Get the Sport24 daily newsletter delivered to your Inbox!

West Germany 1974

2010-05-05 08:37
Host Country: West Germany
Champions: West Germany
Runners Up: The Netherlands

The 1974 FIFA World Cup, the tenth staging of the World Cup, was held in West Germany from 13 June to 7 July. West Germany had been chosen in July 1966 as hosts by FIFA. The tournament marked the first time that the current trophy, the FIFA World Cup Trophy, created by the Italian sculptor Silvio Gazzaniga, was awarded. The previous trophy, the Jules Rimet Trophy, was won for the third time by Brazil in 1970 and awarded permanently to the Brazilians. The host nation won the title beating the Netherlands in the final, 2–1. The victory was the second for West Germany, who had won in 1954.

The Group Stages saw the first example of the Total Football concept, pioneered by Dutch Club Ajax Amsterdam, and copied by their national side to great effect. The most interesting matches took place in Group 2, which was a particularly close group. The group was decided by how many goals could Brazil, Yugoslavia and Scotland score to defeat Zaire. Every other game played in the group was drawn so the three top teams finished with four points each. Yugoslavia hammered Zaire 9–0. Brazil beat them 3–0. Scotland could only manage a 2–0 margin, and so were edged out of the tournament on goal difference. After holding the mighty Brazil to a goalless draw, and going through the group unbeaten, the Scots were entitled to feel very unlucky to be eliminated.
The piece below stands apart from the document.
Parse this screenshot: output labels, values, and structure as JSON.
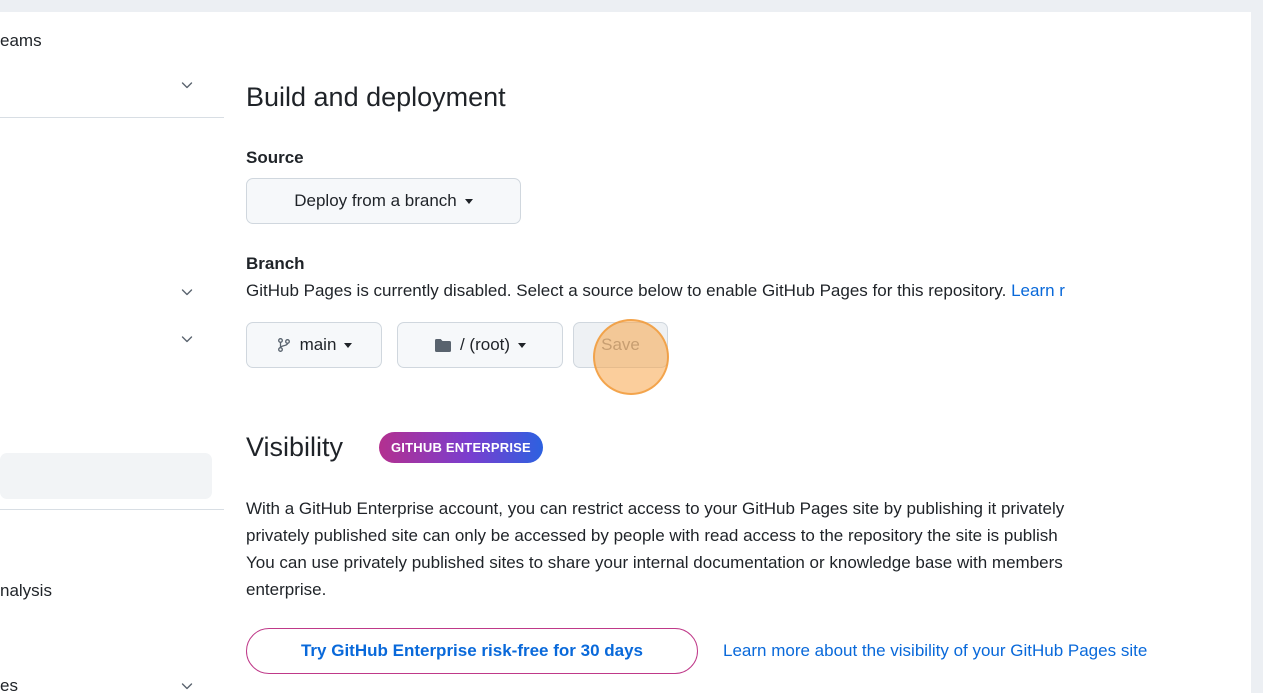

Group 1 contained both East Germany and the host West Germany, and they both progressed at the expense of Chile and Australia. But the big clash was between the two German teams. In one of the most politically charged matches of all time, it was the East that won, thanks to a late Jürgen Sparwasser goal. Despite the fact that they were safely through to the second group round, the embarrassing result caused a realignment of the West German team that helped them win the Cup.

The final was an all-star affair: West Germany was led by Franz Beckenbauer, while the Dutch had their star Johan Cruijff, and their Total Football system which had dazzled the competition. With just a minute gone on the clock, following a solo run, Cruijff was brought down by Uli Hoeneß close to the German penalty area, and the Dutch took the lead from the ensuing penalty by Johan Neeskens before any German player had even touched the ball. West Germany struggled to recover, and the 26th minute was soon awarded a penalty after Bernd Hölzenbein fell within the Dutch area, causing British referee to award another controversial penalty. Paul Breitner spontaneously decided to kick, and scored. These two penalties were the first in a World Cup final.

West Germany now pushed, but could not score, until when in the 43rd, in his typical style, Gerd Müller scored what turned out to be the winning goal, and the last of his career as he retired from the national team. The second half saw chances for both sides, with Müller putting the ball in the net for a goal that was disallowed as offside. In the 85th, Hölzenbein was fouled again, but no penalty this time. Eventually, West Germany, European Champions of 1972, also won the 1974 World Cup. This is the only case of the reigning European champions winning the World Cup, although France have also held both trophies at the same time by winning the 1998 World Cup followed by Euro 2000.

Notable Facts
Carlos Caszely of Chile became the first player to be sent off with a red card in a World Cup match, during their match against West Germany. Red cards were formally introduced in World Cup play in 1970, but no players were sent off in that tournament.

Golden Boot
Poland’s Grzegorz Lato with 7 goals

Johan Neeskens scores the opening goal in the 1974 World Cup final against West Germany. (AFP)
Read more on: germany

More In This Category

The 2006 FIFA World Cup in Germany featured teams from all six continents, and will be remembered for a headbutt in the Final.
The 2002 FIFA World Cup, held in the Republic of Korea and Japan is most notable for the early exit of defending champions France.
The 1998 FIFA World Cup, held in France, included red cards, head-butting, stunning goals and a crushing defeat against the run of play.
The 1994 FIFA World Cup, held in the United States to encourage growth of the game there, saw the first occurrence of a Final decided by penalty shoot-out.
Read News24’s Comments Policy publishes all comments posted on articles provided that they adhere to our Comments Policy. Should you wish to report a comment for editorial review, please do so by clicking the 'Report Comment' button to the right of each comment.

Comment on this story
Comments have been closed for this article.
Live Video Streaming
Video Highlights
Sport Talk